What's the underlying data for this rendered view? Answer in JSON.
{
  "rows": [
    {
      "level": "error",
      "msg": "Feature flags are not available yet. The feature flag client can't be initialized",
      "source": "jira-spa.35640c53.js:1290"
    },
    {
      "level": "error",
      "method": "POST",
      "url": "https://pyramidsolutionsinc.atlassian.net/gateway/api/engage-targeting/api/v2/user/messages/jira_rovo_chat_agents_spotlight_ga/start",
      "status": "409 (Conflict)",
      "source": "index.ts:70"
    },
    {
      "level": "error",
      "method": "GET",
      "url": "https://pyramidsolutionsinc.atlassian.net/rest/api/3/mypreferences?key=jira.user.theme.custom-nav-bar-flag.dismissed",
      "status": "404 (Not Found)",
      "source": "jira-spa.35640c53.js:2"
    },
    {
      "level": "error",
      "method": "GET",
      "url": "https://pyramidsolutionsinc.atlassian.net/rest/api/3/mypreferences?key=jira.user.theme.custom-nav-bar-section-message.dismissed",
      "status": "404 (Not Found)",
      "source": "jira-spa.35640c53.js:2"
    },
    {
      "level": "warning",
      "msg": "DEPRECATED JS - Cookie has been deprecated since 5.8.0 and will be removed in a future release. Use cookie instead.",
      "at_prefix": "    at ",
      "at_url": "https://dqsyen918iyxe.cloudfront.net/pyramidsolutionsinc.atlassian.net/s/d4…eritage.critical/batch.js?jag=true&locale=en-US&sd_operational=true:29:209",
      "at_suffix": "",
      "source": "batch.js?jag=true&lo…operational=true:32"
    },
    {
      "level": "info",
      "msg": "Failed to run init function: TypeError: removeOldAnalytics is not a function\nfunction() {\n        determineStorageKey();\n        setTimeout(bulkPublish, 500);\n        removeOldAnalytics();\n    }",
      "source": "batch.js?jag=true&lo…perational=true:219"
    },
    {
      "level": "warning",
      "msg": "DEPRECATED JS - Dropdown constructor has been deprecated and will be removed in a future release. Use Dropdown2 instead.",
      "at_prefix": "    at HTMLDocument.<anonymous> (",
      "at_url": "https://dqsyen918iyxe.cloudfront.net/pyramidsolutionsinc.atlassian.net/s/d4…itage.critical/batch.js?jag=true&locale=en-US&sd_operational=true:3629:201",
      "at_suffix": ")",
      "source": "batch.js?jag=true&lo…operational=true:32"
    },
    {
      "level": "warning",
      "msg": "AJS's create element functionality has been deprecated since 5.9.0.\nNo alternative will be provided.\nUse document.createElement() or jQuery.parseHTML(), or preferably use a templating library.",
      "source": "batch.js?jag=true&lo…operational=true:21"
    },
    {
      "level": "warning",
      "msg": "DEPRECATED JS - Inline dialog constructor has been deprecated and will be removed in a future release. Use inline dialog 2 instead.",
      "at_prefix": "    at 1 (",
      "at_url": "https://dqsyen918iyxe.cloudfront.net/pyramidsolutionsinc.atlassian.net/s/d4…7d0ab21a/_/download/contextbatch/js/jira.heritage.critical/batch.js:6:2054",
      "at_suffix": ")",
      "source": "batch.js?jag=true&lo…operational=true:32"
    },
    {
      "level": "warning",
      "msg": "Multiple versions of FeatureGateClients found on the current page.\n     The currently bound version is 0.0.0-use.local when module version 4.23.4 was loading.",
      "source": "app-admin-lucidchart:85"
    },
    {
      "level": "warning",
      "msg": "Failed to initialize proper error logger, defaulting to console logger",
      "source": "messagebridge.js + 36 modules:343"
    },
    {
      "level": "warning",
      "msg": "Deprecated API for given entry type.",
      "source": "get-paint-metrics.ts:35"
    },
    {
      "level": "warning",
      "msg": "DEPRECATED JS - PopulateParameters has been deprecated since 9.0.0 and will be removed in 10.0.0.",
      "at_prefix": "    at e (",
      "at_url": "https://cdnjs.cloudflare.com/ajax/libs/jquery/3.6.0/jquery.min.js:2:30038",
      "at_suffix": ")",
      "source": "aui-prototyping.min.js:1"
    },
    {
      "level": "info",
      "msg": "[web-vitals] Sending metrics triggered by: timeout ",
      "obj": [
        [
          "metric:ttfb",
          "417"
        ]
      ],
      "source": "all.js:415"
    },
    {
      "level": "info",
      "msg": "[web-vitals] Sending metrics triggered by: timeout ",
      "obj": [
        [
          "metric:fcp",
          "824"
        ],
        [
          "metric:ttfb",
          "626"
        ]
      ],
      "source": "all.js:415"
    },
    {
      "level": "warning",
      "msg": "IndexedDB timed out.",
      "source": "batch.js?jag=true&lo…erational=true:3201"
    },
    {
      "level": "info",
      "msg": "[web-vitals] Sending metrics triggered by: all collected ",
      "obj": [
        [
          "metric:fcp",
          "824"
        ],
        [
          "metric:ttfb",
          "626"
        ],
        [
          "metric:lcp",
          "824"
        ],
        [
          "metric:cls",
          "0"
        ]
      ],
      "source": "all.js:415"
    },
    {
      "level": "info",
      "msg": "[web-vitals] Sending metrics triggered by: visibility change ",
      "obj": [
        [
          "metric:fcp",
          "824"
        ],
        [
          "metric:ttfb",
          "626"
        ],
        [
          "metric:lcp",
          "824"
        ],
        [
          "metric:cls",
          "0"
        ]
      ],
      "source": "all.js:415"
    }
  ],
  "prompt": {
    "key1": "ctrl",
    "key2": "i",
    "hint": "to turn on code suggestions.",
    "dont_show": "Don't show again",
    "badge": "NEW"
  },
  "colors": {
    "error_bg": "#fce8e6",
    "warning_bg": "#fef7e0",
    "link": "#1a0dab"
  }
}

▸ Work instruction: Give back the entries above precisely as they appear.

▸ Solution to the exercise:
What's the underlying data for this rendered view? Answer in JSON.
{
  "rows": [
    {
      "level": "error",
      "msg": "Feature flags are not available yet. The feature flag client can't be initialized",
      "source": "jira-spa.35640c53.js:1290"
    },
    {
      "level": "error",
      "method": "POST",
      "url": "https://pyramidsolutionsinc.atlassian.net/gateway/api/engage-targeting/api/v2/user/messages/jira_rovo_chat_agents_spotlight_ga/start",
      "status": "409 (Conflict)",
      "source": "index.ts:70"
    },
    {
      "level": "error",
      "method": "GET",
      "url": "https://pyramidsolutionsinc.atlassian.net/rest/api/3/mypreferences?key=jira.user.theme.custom-nav-bar-flag.dismissed",
      "status": "404 (Not Found)",
      "source": "jira-spa.35640c53.js:2"
    },
    {
      "level": "error",
      "method": "GET",
      "url": "https://pyramidsolutionsinc.atlassian.net/rest/api/3/mypreferences?key=jira.user.theme.custom-nav-bar-section-message.dismissed",
      "status": "404 (Not Found)",
      "source": "jira-spa.35640c53.js:2"
    },
    {
      "level": "warning",
      "msg": "DEPRECATED JS - Cookie has been deprecated since 5.8.0 and will be removed in a future release. Use cookie instead.",
      "at_prefix": "    at ",
      "at_url": "https://dqsyen918iyxe.cloudfront.net/pyramidsolutionsinc.atlassian.net/s/d4…eritage.critical/batch.js?jag=true&locale=en-US&sd_operational=true:29:209",
      "at_suffix": "",
      "source": "batch.js?jag=true&lo…operational=true:32"
    },
    {
      "level": "info",
      "msg": "Failed to run init function: TypeError: removeOldAnalytics is not a function\nfunction() {\n        determineStorageKey();\n        setTimeout(bulkPublish, 500);\n        removeOldAnalytics();\n    }",
      "source": "batch.js?jag=true&lo…perational=true:219"
    },
    {
      "level": "warning",
      "msg": "DEPRECATED JS - Dropdown constructor has been deprecated and will be removed in a future release. Use Dropdown2 instead.",
      "at_prefix": "    at HTMLDocument.<anonymous> (",
      "at_url": "https://dqsyen918iyxe.cloudfront.net/pyramidsolutionsinc.atlassian.net/s/d4…itage.critical/batch.js?jag=true&locale=en-US&sd_operational=true:3629:201",
      "at_suffix": ")",
      "source": "batch.js?jag=true&lo…operational=true:32"
    },
    {
      "level": "warning",
      "msg": "AJS's create element functionality has been deprecated since 5.9.0.\nNo alternative will be provided.\nUse document.createElement() or jQuery.parseHTML(), or preferably use a templating library.",
      "source": "batch.js?jag=true&lo…operational=true:21"
    },
    {
      "level": "warning",
      "msg": "DEPRECATED JS - Inline dialog constructor has been deprecated and will be removed in a future release. Use inline dialog 2 instead.",
      "at_prefix": "    at 1 (",
      "at_url": "https://dqsyen918iyxe.cloudfront.net/pyramidsolutionsinc.atlassian.net/s/d4…7d0ab21a/_/download/contextbatch/js/jira.heritage.critical/batch.js:6:2054",
      "at_suffix": ")",
      "source": "batch.js?jag=true&lo…operational=true:32"
    },
    {
      "level": "warning",
      "msg": "Multiple versions of FeatureGateClients found on the current page.\n     The currently bound version is 0.0.0-use.local when module version 4.23.4 was loading.",
      "source": "app-admin-lucidchart:85"
    },
    {
      "level": "warning",
      "msg": "Failed to initialize proper error logger, defaulting to console logger",
      "source": "messagebridge.js + 36 modules:343"
    },
    {
      "level": "warning",
      "msg": "Deprecated API for given entry type.",
      "source": "get-paint-metrics.ts:35"
    },
    {
      "level": "warning",
      "msg": "DEPRECATED JS - PopulateParameters has been deprecated since 9.0.0 and will be removed in 10.0.0.",
      "at_prefix": "    at e (",
      "at_url": "https://cdnjs.cloudflare.com/ajax/libs/jquery/3.6.0/jquery.min.js:2:30038",
      "at_suffix": ")",
      "source": "aui-prototyping.min.js:1"
    },
    {
      "level": "info",
      "msg": "[web-vitals] Sending metrics triggered by: timeout ",
      "obj": [
        [
          "metric:ttfb",
          "417"
        ]
      ],
      "source": "all.js:415"
    },
    {
      "level": "info",
      "msg": "[web-vitals] Sending metrics triggered by: timeout ",
      "obj": [
        [
          "metric:fcp",
          "824"
        ],
        [
          "metric:ttfb",
          "626"
        ]
      ],
      "source": "all.js:415"
    },
    {
      "level": "warning",
      "msg": "IndexedDB timed out.",
      "source": "batch.js?jag=true&lo…erational=true:3201"
    },
    {
      "level": "info",
      "msg": "[web-vitals] Sending metrics triggered by: all collected ",
      "obj": [
        [
          "metric:fcp",
          "824"
        ],
        [
          "metric:ttfb",
          "626"
        ],
        [
          "metric:lcp",
          "824"
        ],
        [
          "metric:cls",
          "0"
        ]
      ],
      "source": "all.js:415"
    },
    {
      "level": "info",
      "msg": "[web-vitals] Sending metrics triggered by: visibility change ",
      "obj": [
        [
          "metric:fcp",
          "824"
        ],
        [
          "metric:ttfb",
          "626"
        ],
        [
          "metric:lcp",
          "824"
        ],
        [
          "metric:cls",
          "0"
        ]
      ],
      "source": "all.js:415"
    }
  ],
  "prompt": {
    "key1": "ctrl",
    "key2": "i",
    "hint": "to turn on code suggestions.",
    "dont_show": "Don't show again",
    "badge": "NEW"
  },
  "colors": {
    "error_bg": "#fce8e6",
    "warning_bg": "#fef7e0",
    "link": "#1a0dab"
  }
}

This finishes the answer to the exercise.